The beauty of art therapy is that it draws on our innate creativity and desire to ‘know’ oneself. It offers us another way in which to express, explore and understand our ‘self’ through colour, shape and form. And believe it or not, the product at the end is not always the most important part. The process of creating is the most important part. This process generates the opportunity for insight. The medium that is used has a personality all of its own, and it becomes part of the story being expressed. The process nurtures a three dimensional and tactile expression of something that really has no form… our inner world.
As an Art Therapist I have had the privilege to witness and hold space for clients to create into being expressions of their inner world. And just like we are all unique, so is every expression. Through the colour and shapes speak memory and story – pain, joy, loss, and love. Ideas and dreams are layered onto canvases, and those canvases on the walls spark conversation and connection, sometimes between people who have never met before. Memories are bought to the forefront through the creative process, and sometimes a connection to a long-forgotten part of self. Finding a way to create art again when it was thought that changing abilities had robbed life of this pleasure. Granted, the art that is made at this time looks different than how it used to look, but it is no less full of meaning and, in some ways, it is more meaningful. To create art when you know that it will look and feel different to how you remember, requires a letting go of what used to be, and the brave undertaking of embracing the unknown.
For some, pain is transcended in the art therapy process. The immersion into colour, shape, and form, and the intense focus exercised while creating seems quieten the physical pain. And the joy of art making becomes louder and more keenly felt than the physical pain itself. Emotional pain can also be released; it travels out of the hidden internal world and into a piece of art that is separate from you. The emotional pain is no longer ‘you’ now; it is an ‘it’ that can be explored, understood, nurtured, accepted, and sometimes transformed or let go. For a few blissful moments when the flow of creating takes over, nothing else matters. Pain does not exist.

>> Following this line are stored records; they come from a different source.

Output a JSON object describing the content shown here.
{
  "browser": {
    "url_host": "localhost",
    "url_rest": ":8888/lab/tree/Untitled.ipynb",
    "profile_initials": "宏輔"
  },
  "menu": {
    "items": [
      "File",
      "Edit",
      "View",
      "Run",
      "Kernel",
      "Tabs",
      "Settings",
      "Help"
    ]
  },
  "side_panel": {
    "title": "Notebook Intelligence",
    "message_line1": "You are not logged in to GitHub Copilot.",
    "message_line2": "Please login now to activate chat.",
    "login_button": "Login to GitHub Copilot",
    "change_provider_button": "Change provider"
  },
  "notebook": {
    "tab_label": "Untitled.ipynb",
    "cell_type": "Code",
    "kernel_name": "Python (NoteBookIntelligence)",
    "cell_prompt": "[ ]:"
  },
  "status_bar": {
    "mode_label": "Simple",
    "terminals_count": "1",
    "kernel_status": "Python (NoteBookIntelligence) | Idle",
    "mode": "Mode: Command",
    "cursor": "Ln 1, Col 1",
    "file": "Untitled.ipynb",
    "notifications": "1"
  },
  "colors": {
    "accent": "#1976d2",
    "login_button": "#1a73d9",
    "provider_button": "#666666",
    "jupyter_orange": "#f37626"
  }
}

I have found that spirituality and the ponderings of existence are commonly explored in art therapy. Sometimes, out of the need to question and refine those beliefs, or as a way to connect even more strongly to them. As a witness to these moments, it feels like the art making helps us to find a way to give form and colour to the things in us that seem beyond words. It helps us to discover our own creative language; a language that does not need words.
I am blessed. As an art therapist I get to walk alongside many brave people on their roads of self-expression. Next time you look at a piece of art, take a moment. Really look at it. Soak it up. That piece of art is a gift to you; a glimpse into someone’s rare and precious inner world.
And remember, it took courage for them to put it out there for you to see.
Ruth’s work engages with a variety of BallyCara services, but she is based, primarily, in Residential Care. Read more about BallyCara’s Residential Aged Care services here.
Categorised in: BallyCara Blog
This post was written by Lachlan Green